Warren man faces long sentence after pleading guilty to attempted murder
A Warren man faces up to 40 years behind bars after entering a guilty plea on Monday to a count of attempted murder.
Keller Reid Wolfgang, 34, Warren County Jail, was set to enter a plea last week but then raised questions about the difference between homicide and murder and his case was put back on the trial list.
He was back before Judge Gregory Hammond on Monday to plea for his involvement in a vicious August 2016 assault.
Wolfgang allegedly stabbed a woman who he had just met the day before “more than one time in the neck and back area,” according to the affidavit of probable cause, at an Eddy Street apartment before fleeing the area and heading to Erie where he was ultimately apprehended.
His attorney, Bernard T. Hessley, said last week that Wolfgang was going to plea after “extensive plea negotiations.”
He said on Monday that the plea would be entered “after further discussions with my client.”
Hammond then read Wolfgang his rights – informing him, among other things, that he will no longer be presumed innocent after his plea.
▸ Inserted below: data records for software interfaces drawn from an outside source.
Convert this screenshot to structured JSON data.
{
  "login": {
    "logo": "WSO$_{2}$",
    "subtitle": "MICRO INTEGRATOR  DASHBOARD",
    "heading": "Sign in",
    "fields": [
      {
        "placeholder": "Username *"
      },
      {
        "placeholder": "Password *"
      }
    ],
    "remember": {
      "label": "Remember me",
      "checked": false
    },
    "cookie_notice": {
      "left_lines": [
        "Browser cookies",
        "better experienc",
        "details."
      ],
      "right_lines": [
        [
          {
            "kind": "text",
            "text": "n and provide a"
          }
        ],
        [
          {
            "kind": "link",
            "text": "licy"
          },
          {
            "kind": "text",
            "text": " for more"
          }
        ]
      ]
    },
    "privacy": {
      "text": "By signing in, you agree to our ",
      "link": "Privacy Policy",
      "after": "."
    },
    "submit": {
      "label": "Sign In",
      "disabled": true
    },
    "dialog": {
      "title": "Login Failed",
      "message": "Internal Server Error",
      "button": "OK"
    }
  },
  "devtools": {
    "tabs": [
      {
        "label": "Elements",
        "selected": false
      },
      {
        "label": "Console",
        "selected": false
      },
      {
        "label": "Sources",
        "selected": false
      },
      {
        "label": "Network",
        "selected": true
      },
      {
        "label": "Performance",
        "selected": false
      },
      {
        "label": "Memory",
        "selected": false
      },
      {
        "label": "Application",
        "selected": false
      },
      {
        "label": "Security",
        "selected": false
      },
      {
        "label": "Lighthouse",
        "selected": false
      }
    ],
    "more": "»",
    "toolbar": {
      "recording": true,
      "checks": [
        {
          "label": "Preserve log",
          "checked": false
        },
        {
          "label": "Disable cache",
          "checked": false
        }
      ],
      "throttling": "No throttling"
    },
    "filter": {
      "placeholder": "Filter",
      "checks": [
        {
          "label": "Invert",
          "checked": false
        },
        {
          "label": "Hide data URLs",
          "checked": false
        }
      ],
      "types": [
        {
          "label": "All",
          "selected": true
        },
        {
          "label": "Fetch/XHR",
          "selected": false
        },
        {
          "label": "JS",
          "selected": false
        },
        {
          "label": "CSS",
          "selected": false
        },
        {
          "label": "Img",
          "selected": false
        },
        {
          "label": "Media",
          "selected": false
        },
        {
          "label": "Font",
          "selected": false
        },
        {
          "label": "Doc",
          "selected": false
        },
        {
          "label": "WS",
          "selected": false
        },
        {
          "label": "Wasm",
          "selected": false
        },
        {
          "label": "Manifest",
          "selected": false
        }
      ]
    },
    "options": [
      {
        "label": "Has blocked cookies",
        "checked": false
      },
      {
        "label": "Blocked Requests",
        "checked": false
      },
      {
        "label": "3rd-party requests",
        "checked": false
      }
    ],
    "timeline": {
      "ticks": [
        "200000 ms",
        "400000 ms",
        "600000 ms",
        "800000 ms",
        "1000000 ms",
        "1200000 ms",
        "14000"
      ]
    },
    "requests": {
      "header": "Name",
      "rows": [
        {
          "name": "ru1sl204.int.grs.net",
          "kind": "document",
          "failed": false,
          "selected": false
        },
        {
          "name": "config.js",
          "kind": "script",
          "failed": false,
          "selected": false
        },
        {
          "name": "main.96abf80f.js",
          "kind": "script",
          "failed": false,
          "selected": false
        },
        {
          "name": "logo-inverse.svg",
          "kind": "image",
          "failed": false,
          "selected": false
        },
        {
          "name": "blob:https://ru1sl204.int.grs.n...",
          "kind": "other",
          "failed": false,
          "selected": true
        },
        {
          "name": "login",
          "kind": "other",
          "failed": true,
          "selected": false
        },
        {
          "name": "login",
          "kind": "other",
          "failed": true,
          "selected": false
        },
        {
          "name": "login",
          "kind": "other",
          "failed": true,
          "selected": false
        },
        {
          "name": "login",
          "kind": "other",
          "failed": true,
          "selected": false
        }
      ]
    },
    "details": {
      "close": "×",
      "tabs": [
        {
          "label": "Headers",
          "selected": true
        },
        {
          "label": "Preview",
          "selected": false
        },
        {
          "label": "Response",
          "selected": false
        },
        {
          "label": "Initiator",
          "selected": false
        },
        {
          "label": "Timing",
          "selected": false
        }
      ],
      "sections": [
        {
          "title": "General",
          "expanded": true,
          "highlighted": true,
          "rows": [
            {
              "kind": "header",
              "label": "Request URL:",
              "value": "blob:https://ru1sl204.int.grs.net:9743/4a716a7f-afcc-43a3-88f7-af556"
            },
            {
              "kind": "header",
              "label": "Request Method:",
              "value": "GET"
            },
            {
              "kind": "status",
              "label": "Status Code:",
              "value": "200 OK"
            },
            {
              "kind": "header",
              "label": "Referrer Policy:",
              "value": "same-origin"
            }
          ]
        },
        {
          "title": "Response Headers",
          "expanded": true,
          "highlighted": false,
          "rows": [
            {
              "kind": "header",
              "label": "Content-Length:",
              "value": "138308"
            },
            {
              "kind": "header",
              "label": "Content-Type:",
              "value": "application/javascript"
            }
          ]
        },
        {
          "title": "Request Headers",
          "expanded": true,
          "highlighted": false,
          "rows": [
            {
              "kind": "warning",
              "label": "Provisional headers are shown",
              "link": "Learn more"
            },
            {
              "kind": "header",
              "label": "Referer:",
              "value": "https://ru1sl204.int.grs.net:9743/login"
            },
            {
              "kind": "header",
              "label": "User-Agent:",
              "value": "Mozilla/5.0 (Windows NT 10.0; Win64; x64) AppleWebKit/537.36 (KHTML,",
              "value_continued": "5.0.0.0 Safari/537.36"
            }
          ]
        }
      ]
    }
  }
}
Wolfgang acknowledged mental illness to Hammond but indicated that his illness did not impact his ability to understand what was happening in court.
In response to questions from Hammond, Wolfgang said the plea is of his own free will, that he was not promised anything regarding his sentence and that he was not threatened or coerced into entering a plea.
Hammond advised Wolfgang that attempted murder is an act which “constitutes a substantial step” towards committing murder. He detailed the three specific elements to the charge – that Wolfgang stabbed the victim in the neck and back, that he had a specific intent to kill the victim, and that Wolfgang was “conscious of your own intention” and that his actions were a substantial step toward murder.
Hammond asked District Attorney Rob Greene to detail the evidence he would have presented at trial to prove those elements.
Greene said that evidence would show that Wolfgang “attempted to kill” the victim, that he was at the victim’s residence by invitation and was “slashing her neck” and that he also attacked the victim with a wolf ring and “cut himself during the process (which) by his own admission caused him to stop” the assault.
Greene said at last week’s proceeding that Wolfgang bragged to a fellow inmate at the Warren County Jail that his intention was to cut the victim’s head off.
Hammond then asked Wolfgang if he admitted to repeatedly stabbing the victim, whether his intent was to kill her and whether his actions were a substantial step toward murder.
Each time, Wolfgang responded with one word – “Yes.”
Hammond said that enhanced attempted murder carries a 40 year maximum prison sentence and a fine of up to $50,000.
The charge of attempted murder carries a 20 year maximum sentence unless evidence shows that serious bodily injury occurred, in which case the maximum penalty doubles.
To exhibit that degree of injury, Greene said that the victim “still suffers today from those injuries and the trauma from the attack.”
Hammond asked Wolfgang if he admitted to causing serious bodily injury and Wolfgang said “Yes.”
Hammond then asked Wolfgang how he wished to plea.
“Guilty,” Wolfgang responded.
In exchange for the plea to attempted murder, charges of aggravated assault, simple assault and recklessly endangering another person will not be prosecuted by the Commonwealth.
Prior to the plea, Greene told the Times Observer that the victim “has been consulted throughout and is in agreement with a plea to the most serious charge of attempted murder.”
A return of property hearing is currently scheduled for next week in the case, but Greene said that Wolfgang is just seeking the return of a cross necklace that was not part of the crime. He said Wolfgang would be allowed to have it and that there would probably be no hearing.
He deferred questions on the nature of the case to sentencing and added that the specifics of Wolfgang’s conduct would be presented at that time.